Web page and app entries:

::::

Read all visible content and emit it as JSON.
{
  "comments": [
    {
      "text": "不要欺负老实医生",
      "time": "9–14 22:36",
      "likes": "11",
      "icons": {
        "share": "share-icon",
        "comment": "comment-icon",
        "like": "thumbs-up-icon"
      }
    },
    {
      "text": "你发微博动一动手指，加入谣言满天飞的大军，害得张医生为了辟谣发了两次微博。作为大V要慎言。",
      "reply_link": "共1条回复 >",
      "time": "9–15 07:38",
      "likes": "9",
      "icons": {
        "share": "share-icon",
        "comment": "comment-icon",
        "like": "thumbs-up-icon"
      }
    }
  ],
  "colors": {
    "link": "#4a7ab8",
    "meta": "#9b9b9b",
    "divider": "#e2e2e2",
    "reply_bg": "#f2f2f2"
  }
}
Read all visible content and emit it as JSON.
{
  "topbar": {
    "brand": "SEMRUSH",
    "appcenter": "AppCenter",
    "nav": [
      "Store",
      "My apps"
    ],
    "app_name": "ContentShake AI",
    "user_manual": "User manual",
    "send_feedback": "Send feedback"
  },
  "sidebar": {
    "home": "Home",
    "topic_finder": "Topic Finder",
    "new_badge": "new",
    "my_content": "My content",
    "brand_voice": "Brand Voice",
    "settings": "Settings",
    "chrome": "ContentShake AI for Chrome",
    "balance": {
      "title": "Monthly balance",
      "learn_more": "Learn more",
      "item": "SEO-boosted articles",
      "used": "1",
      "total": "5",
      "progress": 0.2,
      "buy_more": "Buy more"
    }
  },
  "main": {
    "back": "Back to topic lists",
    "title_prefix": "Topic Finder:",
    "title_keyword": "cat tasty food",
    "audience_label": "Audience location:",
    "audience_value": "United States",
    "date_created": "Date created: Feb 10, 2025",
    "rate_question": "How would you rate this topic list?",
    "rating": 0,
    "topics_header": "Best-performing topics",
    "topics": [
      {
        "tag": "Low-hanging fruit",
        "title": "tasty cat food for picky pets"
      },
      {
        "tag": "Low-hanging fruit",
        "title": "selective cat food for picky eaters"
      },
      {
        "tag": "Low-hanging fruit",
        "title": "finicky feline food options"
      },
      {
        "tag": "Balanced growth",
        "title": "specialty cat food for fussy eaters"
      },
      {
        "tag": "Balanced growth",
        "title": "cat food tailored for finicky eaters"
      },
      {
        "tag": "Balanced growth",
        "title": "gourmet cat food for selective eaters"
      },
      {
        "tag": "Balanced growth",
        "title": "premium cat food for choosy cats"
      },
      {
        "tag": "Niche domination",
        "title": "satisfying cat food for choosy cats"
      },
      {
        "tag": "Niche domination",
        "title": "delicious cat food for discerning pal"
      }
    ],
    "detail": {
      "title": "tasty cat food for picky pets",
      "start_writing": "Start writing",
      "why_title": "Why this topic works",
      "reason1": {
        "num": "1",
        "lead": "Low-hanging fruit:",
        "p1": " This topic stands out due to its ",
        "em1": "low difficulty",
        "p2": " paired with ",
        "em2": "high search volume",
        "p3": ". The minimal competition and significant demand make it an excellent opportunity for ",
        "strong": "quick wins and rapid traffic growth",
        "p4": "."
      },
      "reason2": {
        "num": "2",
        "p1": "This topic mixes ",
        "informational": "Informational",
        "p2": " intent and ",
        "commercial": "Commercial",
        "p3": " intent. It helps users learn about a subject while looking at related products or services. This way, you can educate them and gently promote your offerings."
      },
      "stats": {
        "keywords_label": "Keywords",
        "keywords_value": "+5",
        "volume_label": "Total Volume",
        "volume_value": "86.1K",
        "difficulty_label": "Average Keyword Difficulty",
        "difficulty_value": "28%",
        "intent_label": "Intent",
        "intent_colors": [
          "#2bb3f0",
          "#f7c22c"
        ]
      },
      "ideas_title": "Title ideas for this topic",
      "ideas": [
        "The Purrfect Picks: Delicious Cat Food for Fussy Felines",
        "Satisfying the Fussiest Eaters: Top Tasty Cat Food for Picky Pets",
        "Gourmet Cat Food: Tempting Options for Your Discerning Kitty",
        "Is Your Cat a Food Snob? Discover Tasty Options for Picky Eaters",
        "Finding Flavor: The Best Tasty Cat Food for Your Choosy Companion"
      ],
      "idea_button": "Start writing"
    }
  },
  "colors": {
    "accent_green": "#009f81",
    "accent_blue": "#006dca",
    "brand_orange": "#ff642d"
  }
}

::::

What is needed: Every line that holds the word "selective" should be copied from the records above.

Worked solution:
        "title": "selective cat food for picky eaters"
        "title": "gourmet cat food for selective eaters"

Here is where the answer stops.